Stored dataset items
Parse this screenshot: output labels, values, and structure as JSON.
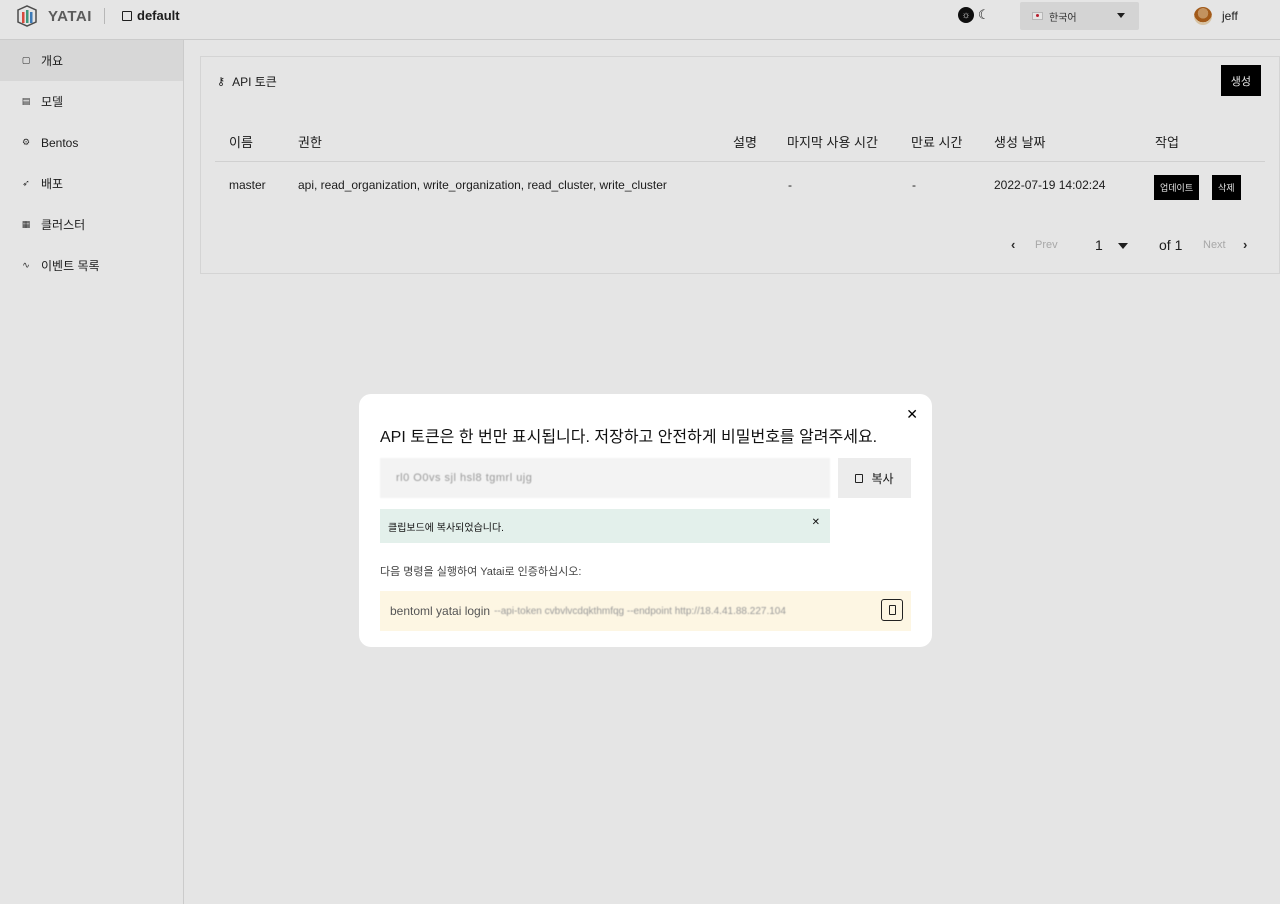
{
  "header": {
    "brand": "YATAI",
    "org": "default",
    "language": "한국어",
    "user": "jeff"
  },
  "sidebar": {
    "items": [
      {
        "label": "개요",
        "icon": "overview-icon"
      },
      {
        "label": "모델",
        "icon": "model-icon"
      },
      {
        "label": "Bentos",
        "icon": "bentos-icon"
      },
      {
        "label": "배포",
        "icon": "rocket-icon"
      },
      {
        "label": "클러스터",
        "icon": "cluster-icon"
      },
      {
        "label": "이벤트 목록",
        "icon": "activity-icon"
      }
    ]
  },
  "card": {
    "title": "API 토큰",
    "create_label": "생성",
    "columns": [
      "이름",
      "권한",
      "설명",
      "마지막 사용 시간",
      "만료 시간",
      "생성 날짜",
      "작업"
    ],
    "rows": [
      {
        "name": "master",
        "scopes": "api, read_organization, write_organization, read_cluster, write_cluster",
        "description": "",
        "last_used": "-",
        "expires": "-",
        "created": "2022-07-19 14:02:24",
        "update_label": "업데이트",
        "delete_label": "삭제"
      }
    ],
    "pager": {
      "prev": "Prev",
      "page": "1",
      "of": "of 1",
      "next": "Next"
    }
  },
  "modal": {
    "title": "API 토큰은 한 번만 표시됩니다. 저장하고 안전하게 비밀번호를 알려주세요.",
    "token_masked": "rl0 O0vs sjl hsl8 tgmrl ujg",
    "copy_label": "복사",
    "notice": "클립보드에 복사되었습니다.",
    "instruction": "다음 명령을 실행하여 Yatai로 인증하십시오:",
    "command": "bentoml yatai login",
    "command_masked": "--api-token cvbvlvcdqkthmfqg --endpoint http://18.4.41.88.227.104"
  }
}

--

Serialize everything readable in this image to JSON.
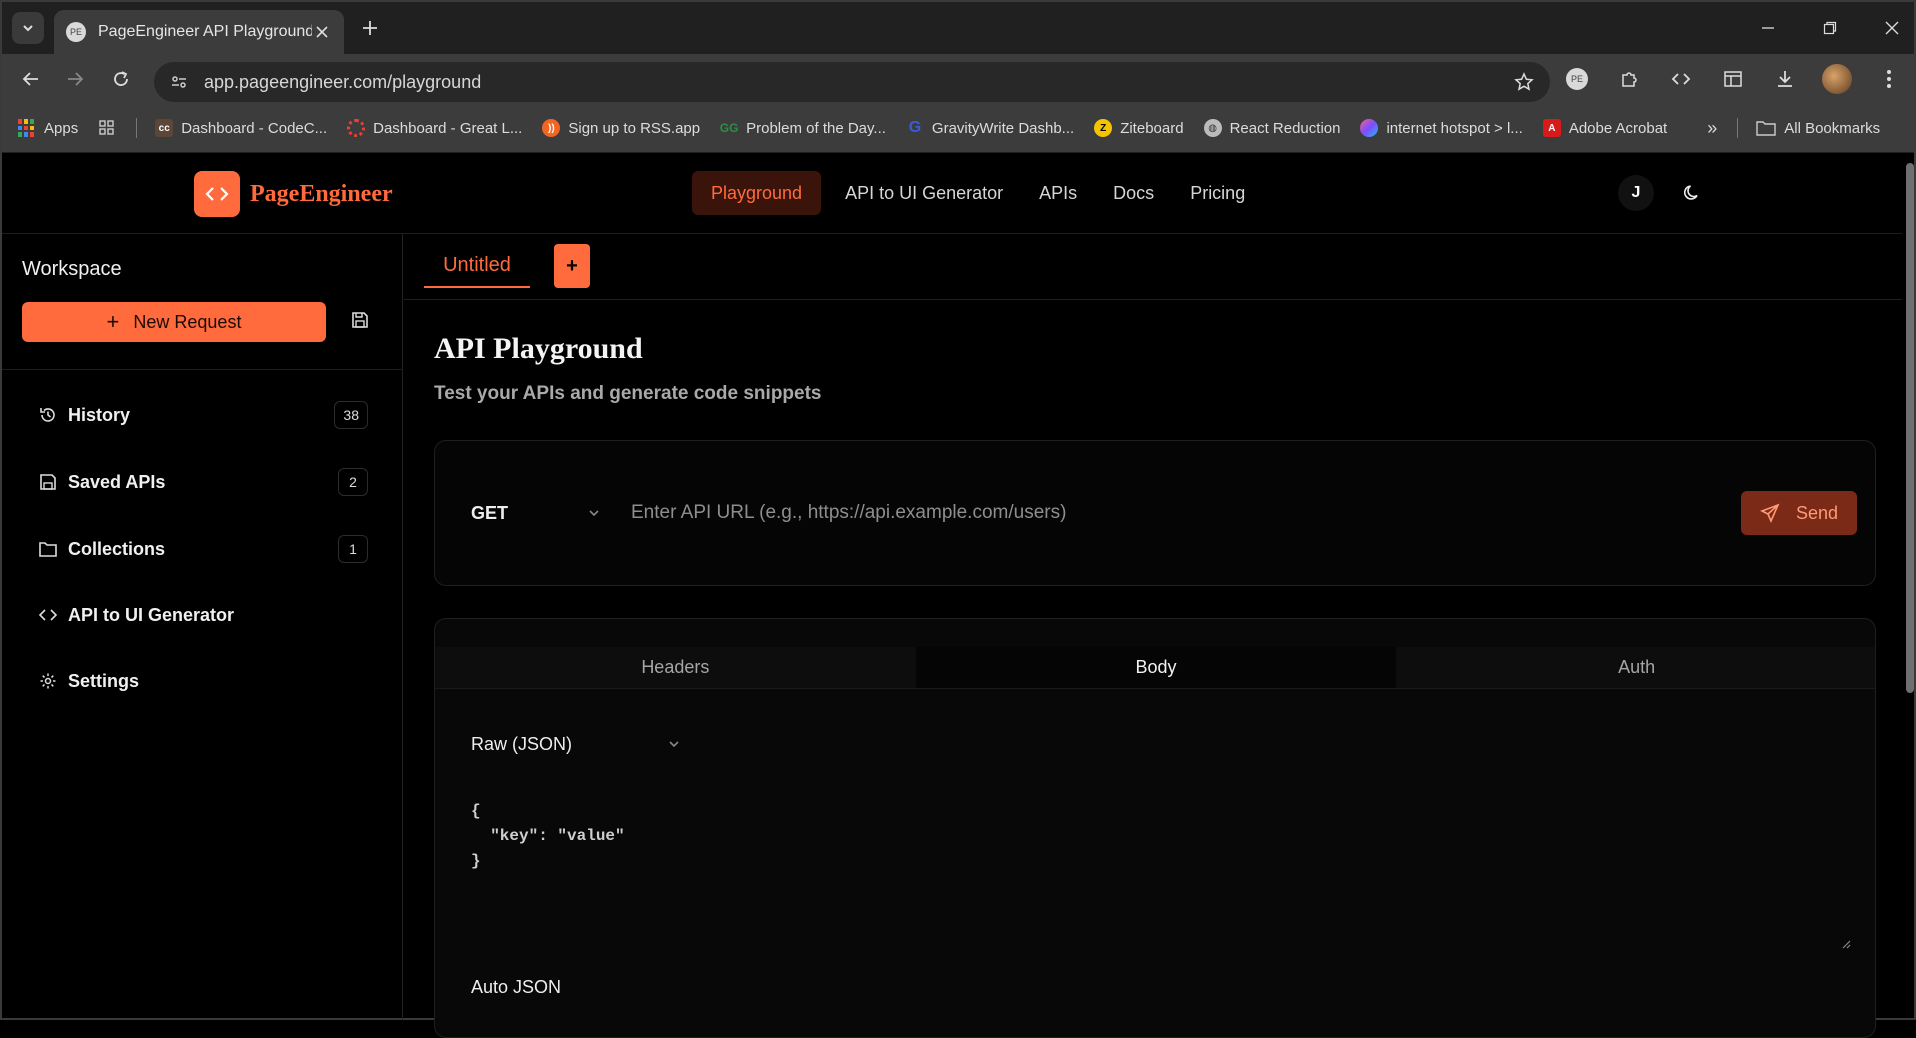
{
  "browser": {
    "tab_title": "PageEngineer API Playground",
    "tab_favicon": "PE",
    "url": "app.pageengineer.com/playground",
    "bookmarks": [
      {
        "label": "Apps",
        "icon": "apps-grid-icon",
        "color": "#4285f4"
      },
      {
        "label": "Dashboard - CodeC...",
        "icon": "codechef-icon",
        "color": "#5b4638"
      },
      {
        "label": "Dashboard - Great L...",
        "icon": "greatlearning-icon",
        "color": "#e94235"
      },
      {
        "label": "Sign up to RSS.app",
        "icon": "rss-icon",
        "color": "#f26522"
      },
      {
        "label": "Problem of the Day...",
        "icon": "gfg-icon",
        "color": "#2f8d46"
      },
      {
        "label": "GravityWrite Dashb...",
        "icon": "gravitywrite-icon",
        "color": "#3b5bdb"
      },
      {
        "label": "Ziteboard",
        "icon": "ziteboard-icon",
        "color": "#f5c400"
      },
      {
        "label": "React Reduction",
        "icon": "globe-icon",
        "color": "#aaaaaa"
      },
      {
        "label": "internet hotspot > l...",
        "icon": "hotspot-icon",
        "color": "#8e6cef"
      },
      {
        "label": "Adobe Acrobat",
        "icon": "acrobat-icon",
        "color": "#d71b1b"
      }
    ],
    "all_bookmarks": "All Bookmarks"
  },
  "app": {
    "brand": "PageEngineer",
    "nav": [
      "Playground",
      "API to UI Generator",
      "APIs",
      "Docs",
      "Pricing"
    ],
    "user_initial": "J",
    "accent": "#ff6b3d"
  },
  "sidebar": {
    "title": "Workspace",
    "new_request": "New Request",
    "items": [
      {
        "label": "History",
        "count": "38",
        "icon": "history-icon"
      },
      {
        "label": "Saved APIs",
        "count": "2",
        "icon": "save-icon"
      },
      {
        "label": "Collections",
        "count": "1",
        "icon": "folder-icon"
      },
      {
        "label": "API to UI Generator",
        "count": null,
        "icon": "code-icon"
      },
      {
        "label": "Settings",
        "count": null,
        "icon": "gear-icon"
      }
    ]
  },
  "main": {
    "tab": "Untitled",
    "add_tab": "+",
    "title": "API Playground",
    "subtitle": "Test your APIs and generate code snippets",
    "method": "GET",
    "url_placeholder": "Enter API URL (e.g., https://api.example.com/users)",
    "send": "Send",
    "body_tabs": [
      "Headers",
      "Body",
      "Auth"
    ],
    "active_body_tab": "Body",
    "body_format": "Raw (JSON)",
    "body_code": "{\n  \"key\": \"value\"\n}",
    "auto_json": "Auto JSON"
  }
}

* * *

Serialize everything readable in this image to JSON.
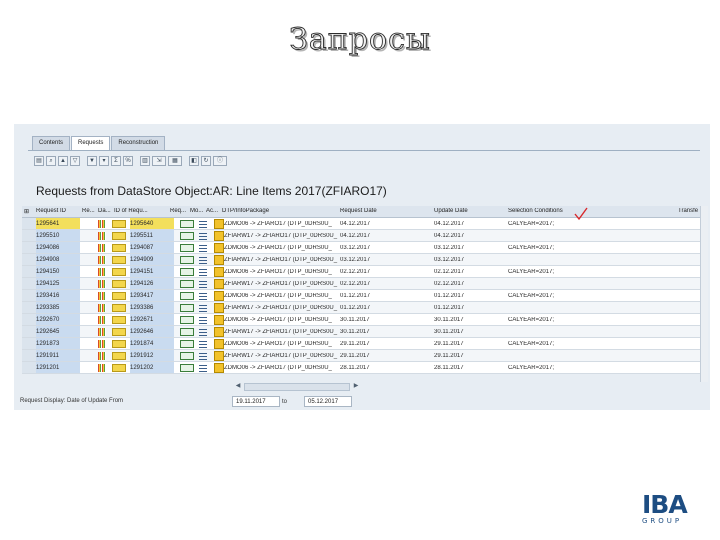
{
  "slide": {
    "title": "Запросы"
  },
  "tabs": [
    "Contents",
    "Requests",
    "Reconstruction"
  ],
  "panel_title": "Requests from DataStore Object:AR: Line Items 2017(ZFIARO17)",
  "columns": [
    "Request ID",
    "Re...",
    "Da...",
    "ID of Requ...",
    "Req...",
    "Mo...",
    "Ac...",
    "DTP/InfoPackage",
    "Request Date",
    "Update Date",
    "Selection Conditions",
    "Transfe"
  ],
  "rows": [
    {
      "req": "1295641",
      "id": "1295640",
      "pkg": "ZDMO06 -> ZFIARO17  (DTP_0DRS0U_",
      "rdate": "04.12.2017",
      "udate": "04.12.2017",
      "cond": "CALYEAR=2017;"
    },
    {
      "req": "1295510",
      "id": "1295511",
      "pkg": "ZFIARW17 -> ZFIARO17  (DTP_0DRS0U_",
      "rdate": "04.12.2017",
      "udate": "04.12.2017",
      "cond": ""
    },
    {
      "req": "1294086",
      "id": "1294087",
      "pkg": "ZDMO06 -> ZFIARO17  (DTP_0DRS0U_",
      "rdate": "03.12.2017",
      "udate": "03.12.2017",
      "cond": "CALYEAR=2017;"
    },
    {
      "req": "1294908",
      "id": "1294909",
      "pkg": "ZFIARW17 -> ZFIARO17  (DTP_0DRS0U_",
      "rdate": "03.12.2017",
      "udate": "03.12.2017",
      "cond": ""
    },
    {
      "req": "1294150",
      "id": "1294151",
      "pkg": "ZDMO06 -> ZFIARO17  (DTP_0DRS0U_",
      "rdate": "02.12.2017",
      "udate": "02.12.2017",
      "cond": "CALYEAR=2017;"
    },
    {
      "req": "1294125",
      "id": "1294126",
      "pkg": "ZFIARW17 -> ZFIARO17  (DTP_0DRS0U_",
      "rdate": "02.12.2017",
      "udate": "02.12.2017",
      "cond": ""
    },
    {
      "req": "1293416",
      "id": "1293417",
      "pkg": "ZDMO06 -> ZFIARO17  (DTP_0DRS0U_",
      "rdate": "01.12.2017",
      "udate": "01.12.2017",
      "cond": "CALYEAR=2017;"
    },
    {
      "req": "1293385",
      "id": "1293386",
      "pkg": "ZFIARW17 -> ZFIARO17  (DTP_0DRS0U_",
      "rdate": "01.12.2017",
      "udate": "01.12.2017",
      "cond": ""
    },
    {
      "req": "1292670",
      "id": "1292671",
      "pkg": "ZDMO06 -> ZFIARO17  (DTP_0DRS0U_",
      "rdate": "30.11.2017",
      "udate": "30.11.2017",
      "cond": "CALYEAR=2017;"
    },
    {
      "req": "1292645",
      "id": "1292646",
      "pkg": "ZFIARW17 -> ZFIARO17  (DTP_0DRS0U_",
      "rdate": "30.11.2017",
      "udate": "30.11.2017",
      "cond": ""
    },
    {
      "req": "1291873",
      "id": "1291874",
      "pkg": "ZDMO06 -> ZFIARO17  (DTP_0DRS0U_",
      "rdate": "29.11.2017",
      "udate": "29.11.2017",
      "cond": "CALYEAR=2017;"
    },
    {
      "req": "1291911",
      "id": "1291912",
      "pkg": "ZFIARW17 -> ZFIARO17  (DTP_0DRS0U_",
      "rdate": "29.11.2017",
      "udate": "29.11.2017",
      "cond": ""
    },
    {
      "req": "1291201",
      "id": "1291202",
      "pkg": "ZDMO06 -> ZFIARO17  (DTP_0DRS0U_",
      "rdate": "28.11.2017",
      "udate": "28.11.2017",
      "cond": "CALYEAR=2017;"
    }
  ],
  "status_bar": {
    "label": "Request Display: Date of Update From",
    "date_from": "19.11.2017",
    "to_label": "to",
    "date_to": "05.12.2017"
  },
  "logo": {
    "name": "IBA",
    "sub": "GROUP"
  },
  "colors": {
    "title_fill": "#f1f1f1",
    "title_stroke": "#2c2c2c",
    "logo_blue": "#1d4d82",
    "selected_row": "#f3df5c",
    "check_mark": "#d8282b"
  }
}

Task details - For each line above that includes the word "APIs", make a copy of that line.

Reply to the task -
      "APIs",
        "label": "Saved APIs",
    "subtitle": "Test your APIs and generate code snippets",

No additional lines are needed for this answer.